WHAT YOU HAVE TO DO
Select the lines of the records containing the word "meta" and list them.

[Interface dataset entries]
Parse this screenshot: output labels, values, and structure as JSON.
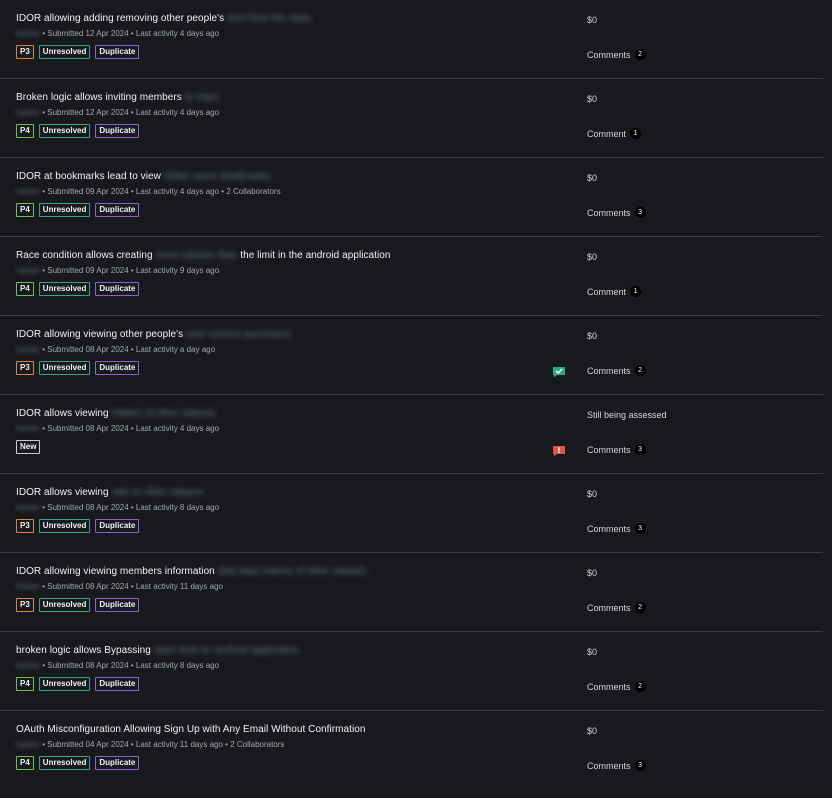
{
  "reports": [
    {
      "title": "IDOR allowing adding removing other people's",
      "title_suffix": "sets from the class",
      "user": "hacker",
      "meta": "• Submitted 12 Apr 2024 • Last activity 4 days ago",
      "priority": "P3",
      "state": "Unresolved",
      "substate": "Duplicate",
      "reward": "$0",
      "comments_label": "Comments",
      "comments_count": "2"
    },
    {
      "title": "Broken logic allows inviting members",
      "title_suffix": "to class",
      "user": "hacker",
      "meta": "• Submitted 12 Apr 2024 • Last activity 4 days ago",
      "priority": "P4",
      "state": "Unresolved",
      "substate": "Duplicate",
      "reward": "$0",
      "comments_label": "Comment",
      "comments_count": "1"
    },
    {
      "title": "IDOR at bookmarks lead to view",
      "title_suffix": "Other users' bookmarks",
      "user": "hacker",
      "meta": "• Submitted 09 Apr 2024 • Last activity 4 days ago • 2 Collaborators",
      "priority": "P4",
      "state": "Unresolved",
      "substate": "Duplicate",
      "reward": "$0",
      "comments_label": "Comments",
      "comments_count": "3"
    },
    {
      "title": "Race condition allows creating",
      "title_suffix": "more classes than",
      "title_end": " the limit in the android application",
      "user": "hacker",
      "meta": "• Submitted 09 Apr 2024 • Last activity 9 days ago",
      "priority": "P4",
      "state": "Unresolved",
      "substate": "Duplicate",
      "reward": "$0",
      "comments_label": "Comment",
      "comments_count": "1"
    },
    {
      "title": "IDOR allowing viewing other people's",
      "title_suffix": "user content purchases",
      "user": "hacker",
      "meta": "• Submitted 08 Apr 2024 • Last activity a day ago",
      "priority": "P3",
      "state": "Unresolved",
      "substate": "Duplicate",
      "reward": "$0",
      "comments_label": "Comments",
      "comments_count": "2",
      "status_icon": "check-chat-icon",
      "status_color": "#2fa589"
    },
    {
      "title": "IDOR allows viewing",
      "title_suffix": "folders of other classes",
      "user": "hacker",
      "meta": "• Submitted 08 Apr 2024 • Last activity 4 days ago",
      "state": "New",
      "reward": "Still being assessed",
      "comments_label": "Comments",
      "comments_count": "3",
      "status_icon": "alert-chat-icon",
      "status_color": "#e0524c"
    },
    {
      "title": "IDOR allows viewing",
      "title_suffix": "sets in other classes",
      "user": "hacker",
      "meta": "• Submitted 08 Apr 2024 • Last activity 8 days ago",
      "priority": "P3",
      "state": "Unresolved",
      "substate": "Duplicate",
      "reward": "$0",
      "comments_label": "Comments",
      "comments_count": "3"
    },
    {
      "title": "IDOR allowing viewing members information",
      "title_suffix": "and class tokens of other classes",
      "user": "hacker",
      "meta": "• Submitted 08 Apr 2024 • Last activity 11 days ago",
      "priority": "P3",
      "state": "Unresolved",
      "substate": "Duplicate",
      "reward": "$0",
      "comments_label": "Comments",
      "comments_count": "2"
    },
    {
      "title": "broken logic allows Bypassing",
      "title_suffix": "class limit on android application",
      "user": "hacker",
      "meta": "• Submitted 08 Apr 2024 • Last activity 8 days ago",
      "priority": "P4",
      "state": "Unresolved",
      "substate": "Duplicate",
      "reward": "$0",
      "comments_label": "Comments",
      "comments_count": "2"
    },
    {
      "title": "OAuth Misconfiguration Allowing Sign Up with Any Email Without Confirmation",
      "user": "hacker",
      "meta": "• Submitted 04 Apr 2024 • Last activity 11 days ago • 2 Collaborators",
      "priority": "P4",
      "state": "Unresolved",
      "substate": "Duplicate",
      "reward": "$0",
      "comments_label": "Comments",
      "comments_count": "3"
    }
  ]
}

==

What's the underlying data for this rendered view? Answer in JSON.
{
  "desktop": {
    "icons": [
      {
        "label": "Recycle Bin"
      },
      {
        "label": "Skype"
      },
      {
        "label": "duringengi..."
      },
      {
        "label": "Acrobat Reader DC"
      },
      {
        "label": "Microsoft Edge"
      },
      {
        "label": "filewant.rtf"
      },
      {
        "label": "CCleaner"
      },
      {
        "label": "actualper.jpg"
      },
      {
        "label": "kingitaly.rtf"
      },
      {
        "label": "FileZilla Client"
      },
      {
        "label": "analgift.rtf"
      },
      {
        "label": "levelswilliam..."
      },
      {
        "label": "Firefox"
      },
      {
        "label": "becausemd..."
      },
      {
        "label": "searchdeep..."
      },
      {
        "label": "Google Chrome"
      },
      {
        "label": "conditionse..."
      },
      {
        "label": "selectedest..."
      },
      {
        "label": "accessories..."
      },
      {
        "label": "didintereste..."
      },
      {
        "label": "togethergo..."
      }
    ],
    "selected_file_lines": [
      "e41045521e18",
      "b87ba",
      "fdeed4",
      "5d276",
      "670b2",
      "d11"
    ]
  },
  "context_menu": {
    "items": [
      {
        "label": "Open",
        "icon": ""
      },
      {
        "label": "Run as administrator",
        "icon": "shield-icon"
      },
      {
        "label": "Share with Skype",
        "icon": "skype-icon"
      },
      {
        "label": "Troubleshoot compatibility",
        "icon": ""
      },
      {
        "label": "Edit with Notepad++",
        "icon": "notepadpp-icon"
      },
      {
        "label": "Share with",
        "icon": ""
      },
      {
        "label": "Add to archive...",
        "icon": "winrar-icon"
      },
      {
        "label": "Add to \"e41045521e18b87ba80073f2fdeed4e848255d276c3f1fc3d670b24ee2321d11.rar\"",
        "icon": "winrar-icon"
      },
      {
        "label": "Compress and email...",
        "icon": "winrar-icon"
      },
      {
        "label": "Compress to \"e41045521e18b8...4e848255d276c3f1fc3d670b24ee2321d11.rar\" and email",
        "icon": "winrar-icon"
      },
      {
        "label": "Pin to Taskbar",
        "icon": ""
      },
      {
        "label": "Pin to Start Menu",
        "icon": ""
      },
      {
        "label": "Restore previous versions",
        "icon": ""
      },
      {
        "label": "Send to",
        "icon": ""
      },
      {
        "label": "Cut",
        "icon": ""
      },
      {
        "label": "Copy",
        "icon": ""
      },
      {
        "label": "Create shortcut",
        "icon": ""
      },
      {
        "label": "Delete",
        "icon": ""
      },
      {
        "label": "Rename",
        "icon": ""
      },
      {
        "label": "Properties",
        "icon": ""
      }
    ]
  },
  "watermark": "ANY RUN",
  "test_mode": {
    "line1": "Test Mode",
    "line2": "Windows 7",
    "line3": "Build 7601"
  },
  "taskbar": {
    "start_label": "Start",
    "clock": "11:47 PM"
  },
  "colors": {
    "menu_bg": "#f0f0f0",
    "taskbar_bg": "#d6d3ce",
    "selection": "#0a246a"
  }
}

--

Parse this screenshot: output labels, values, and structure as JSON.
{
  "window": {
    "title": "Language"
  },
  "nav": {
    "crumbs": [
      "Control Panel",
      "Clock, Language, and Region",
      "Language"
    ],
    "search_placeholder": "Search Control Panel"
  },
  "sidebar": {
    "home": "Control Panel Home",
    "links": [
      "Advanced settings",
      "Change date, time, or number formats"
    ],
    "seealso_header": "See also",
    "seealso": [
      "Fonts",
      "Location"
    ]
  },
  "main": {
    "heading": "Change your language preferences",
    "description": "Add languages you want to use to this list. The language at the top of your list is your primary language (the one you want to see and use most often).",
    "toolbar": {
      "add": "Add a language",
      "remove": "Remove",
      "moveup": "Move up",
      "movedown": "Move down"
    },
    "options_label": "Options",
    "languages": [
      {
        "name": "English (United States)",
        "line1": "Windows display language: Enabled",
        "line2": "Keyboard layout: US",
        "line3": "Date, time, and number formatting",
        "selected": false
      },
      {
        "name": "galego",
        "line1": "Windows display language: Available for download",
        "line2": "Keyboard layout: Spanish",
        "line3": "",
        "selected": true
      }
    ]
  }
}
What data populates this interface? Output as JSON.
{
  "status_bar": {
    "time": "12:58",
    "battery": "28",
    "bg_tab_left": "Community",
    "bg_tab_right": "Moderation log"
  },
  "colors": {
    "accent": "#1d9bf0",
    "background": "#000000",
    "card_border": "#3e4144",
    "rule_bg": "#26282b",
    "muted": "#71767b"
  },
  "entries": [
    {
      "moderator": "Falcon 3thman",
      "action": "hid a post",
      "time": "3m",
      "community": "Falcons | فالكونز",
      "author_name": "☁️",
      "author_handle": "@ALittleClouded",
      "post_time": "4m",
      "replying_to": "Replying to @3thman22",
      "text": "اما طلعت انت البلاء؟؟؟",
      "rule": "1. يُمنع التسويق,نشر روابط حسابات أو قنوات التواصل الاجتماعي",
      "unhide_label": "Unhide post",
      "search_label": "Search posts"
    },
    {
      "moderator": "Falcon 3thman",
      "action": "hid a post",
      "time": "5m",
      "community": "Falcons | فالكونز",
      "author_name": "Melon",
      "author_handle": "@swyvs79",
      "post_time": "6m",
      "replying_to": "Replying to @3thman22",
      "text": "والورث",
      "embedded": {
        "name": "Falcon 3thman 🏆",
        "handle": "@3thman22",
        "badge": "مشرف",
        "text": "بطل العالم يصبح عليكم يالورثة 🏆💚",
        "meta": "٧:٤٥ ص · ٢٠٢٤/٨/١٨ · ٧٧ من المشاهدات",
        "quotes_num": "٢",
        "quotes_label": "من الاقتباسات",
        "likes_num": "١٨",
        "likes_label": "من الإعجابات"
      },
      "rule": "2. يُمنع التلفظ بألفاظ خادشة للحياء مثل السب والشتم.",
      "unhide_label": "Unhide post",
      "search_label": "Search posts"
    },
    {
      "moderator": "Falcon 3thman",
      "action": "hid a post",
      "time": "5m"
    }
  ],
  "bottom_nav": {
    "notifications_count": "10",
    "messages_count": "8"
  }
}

EXERCISE RESPONSE
      "meta": "• Submitted 12 Apr 2024 • Last activity 4 days ago",
      "meta": "• Submitted 12 Apr 2024 • Last activity 4 days ago",
      "meta": "• Submitted 09 Apr 2024 • Last activity 4 days ago • 2 Collaborators",
      "meta": "• Submitted 09 Apr 2024 • Last activity 9 days ago",
      "meta": "• Submitted 08 Apr 2024 • Last activity a day ago",
      "meta": "• Submitted 08 Apr 2024 • Last activity 4 days ago",
      "meta": "• Submitted 08 Apr 2024 • Last activity 8 days ago",
      "meta": "• Submitted 08 Apr 2024 • Last activity 11 days ago",
      "meta": "• Submitted 08 Apr 2024 • Last activity 8 days ago",
      "meta": "• Submitted 04 Apr 2024 • Last activity 11 days ago • 2 Collaborators",
        "meta": "٧:٤٥ ص · ٢٠٢٤/٨/١٨ · ٧٧ من المشاهدات",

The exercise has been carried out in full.